- **What you will do**: Nothing but the text should be carried over: reproduce all the data exactly and leave out every image.
⟨
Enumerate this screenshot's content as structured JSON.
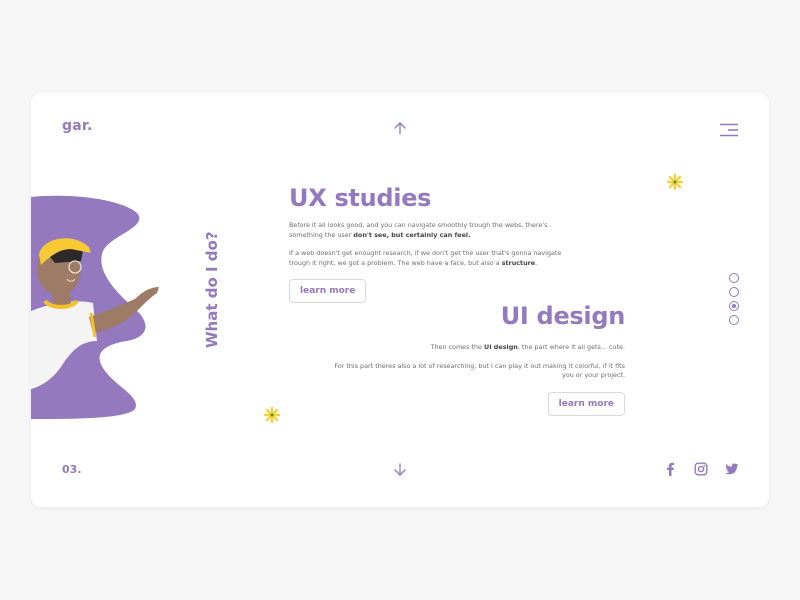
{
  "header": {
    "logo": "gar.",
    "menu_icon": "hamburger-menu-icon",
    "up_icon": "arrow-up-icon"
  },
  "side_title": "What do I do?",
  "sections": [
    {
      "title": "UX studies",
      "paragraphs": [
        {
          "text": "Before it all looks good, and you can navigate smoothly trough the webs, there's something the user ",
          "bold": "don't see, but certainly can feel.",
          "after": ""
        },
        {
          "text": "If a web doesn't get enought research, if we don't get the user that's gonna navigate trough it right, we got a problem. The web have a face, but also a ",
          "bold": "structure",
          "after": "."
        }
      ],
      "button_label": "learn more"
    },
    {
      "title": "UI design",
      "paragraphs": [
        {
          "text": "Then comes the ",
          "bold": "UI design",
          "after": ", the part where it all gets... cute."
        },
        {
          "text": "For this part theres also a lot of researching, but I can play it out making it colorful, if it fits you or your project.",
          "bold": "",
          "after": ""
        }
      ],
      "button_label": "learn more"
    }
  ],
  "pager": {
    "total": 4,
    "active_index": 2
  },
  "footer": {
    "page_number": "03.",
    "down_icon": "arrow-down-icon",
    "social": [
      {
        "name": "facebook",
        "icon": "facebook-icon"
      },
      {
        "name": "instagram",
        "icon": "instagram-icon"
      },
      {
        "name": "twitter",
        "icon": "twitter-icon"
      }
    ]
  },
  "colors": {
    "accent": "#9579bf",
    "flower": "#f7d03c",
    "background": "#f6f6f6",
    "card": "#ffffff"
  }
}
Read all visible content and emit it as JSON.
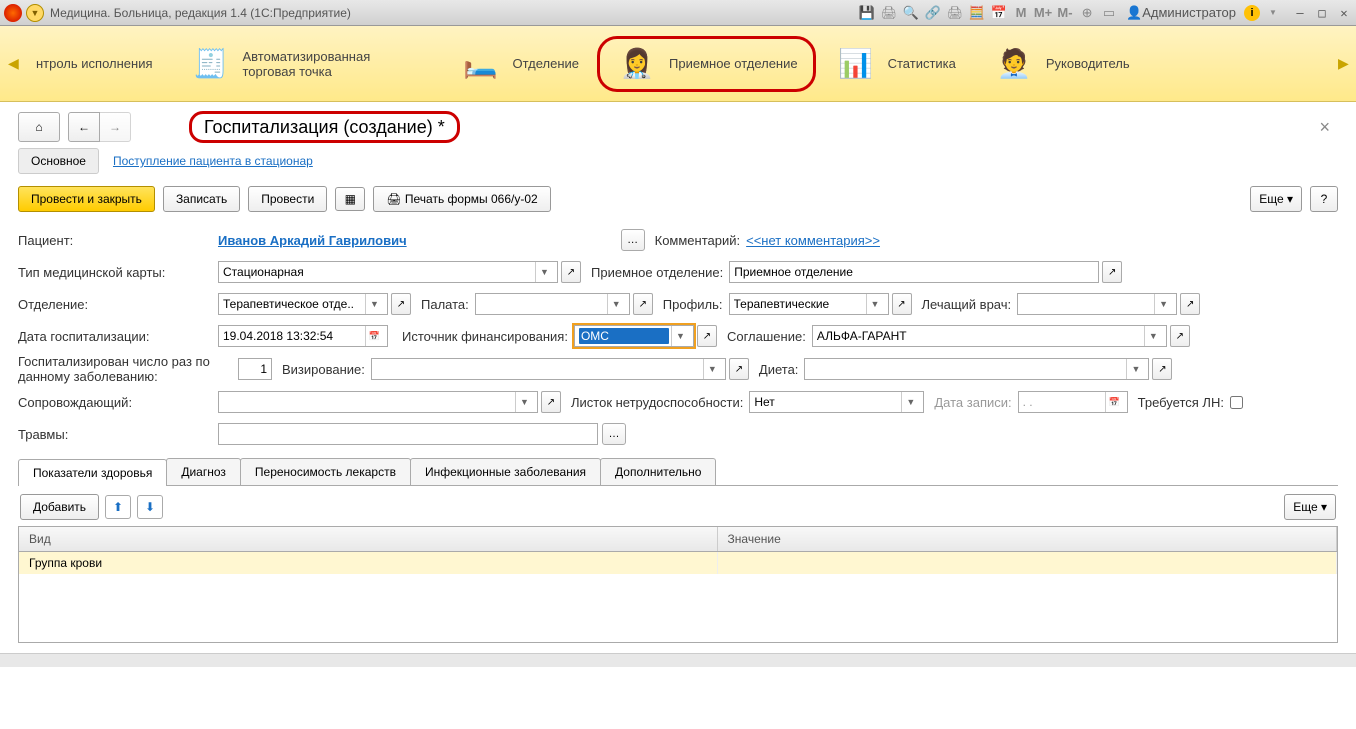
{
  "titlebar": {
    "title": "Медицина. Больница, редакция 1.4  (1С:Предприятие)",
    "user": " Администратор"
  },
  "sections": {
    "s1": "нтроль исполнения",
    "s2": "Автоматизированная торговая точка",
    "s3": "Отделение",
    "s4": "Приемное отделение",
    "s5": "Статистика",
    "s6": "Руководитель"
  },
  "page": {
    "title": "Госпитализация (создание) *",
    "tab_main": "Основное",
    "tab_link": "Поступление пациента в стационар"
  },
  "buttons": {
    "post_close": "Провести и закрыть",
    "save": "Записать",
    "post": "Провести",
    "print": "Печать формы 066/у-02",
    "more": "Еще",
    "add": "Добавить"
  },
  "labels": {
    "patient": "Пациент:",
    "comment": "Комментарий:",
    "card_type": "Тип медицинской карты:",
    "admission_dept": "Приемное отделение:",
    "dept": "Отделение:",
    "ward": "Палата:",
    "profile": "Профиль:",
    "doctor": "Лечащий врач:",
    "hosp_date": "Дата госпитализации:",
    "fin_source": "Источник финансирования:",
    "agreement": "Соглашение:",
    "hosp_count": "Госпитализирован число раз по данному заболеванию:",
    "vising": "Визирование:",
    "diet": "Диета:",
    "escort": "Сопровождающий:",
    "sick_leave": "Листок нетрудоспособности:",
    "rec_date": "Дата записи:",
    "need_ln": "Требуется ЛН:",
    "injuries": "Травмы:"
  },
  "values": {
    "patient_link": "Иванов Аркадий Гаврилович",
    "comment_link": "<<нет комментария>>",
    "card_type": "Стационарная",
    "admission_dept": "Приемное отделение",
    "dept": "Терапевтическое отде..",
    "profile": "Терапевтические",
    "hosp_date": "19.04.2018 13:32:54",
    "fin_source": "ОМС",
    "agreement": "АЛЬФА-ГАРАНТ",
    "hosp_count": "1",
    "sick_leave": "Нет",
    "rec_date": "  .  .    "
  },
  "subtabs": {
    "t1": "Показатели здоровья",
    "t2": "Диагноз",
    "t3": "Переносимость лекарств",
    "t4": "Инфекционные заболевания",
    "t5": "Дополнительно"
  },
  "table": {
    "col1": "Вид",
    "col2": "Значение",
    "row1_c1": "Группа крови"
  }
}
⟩
- **Result of the exercise**:
Enumerate this screenshot's content as structured JSON.
{
  "header": {
    "logo": "gar.",
    "menu_icon": "hamburger-menu-icon",
    "up_icon": "arrow-up-icon"
  },
  "side_title": "What do I do?",
  "sections": [
    {
      "title": "UX studies",
      "paragraphs": [
        {
          "text": "Before it all looks good, and you can navigate smoothly trough the webs, there's something the user ",
          "bold": "don't see, but certainly can feel.",
          "after": ""
        },
        {
          "text": "If a web doesn't get enought research, if we don't get the user that's gonna navigate trough it right, we got a problem. The web have a face, but also a ",
          "bold": "structure",
          "after": "."
        }
      ],
      "button_label": "learn more"
    },
    {
      "title": "UI design",
      "paragraphs": [
        {
          "text": "Then comes the ",
          "bold": "UI design",
          "after": ", the part where it all gets... cute."
        },
        {
          "text": "For this part theres also a lot of researching, but I can play it out making it colorful, if it fits you or your project.",
          "bold": "",
          "after": ""
        }
      ],
      "button_label": "learn more"
    }
  ],
  "pager": {
    "total": 4,
    "active_index": 2
  },
  "footer": {
    "page_number": "03.",
    "down_icon": "arrow-down-icon",
    "social": [
      {
        "name": "facebook",
        "icon": "facebook-icon"
      },
      {
        "name": "instagram",
        "icon": "instagram-icon"
      },
      {
        "name": "twitter",
        "icon": "twitter-icon"
      }
    ]
  },
  "colors": {
    "accent": "#9579bf",
    "flower": "#f7d03c",
    "background": "#f6f6f6",
    "card": "#ffffff"
  }
}
Read all visible content and emit it as JSON.
{
  "titlebar": {
    "title": "Медицина. Больница, редакция 1.4  (1С:Предприятие)",
    "user": " Администратор"
  },
  "sections": {
    "s1": "нтроль исполнения",
    "s2": "Автоматизированная торговая точка",
    "s3": "Отделение",
    "s4": "Приемное отделение",
    "s5": "Статистика",
    "s6": "Руководитель"
  },
  "page": {
    "title": "Госпитализация (создание) *",
    "tab_main": "Основное",
    "tab_link": "Поступление пациента в стационар"
  },
  "buttons": {
    "post_close": "Провести и закрыть",
    "save": "Записать",
    "post": "Провести",
    "print": "Печать формы 066/у-02",
    "more": "Еще",
    "add": "Добавить"
  },
  "labels": {
    "patient": "Пациент:",
    "comment": "Комментарий:",
    "card_type": "Тип медицинской карты:",
    "admission_dept": "Приемное отделение:",
    "dept": "Отделение:",
    "ward": "Палата:",
    "profile": "Профиль:",
    "doctor": "Лечащий врач:",
    "hosp_date": "Дата госпитализации:",
    "fin_source": "Источник финансирования:",
    "agreement": "Соглашение:",
    "hosp_count": "Госпитализирован число раз по данному заболеванию:",
    "vising": "Визирование:",
    "diet": "Диета:",
    "escort": "Сопровождающий:",
    "sick_leave": "Листок нетрудоспособности:",
    "rec_date": "Дата записи:",
    "need_ln": "Требуется ЛН:",
    "injuries": "Травмы:"
  },
  "values": {
    "patient_link": "Иванов Аркадий Гаврилович",
    "comment_link": "<<нет комментария>>",
    "card_type": "Стационарная",
    "admission_dept": "Приемное отделение",
    "dept": "Терапевтическое отде..",
    "profile": "Терапевтические",
    "hosp_date": "19.04.2018 13:32:54",
    "fin_source": "ОМС",
    "agreement": "АЛЬФА-ГАРАНТ",
    "hosp_count": "1",
    "sick_leave": "Нет",
    "rec_date": "  .  .    "
  },
  "subtabs": {
    "t1": "Показатели здоровья",
    "t2": "Диагноз",
    "t3": "Переносимость лекарств",
    "t4": "Инфекционные заболевания",
    "t5": "Дополнительно"
  },
  "table": {
    "col1": "Вид",
    "col2": "Значение",
    "row1_c1": "Группа крови"
  }
}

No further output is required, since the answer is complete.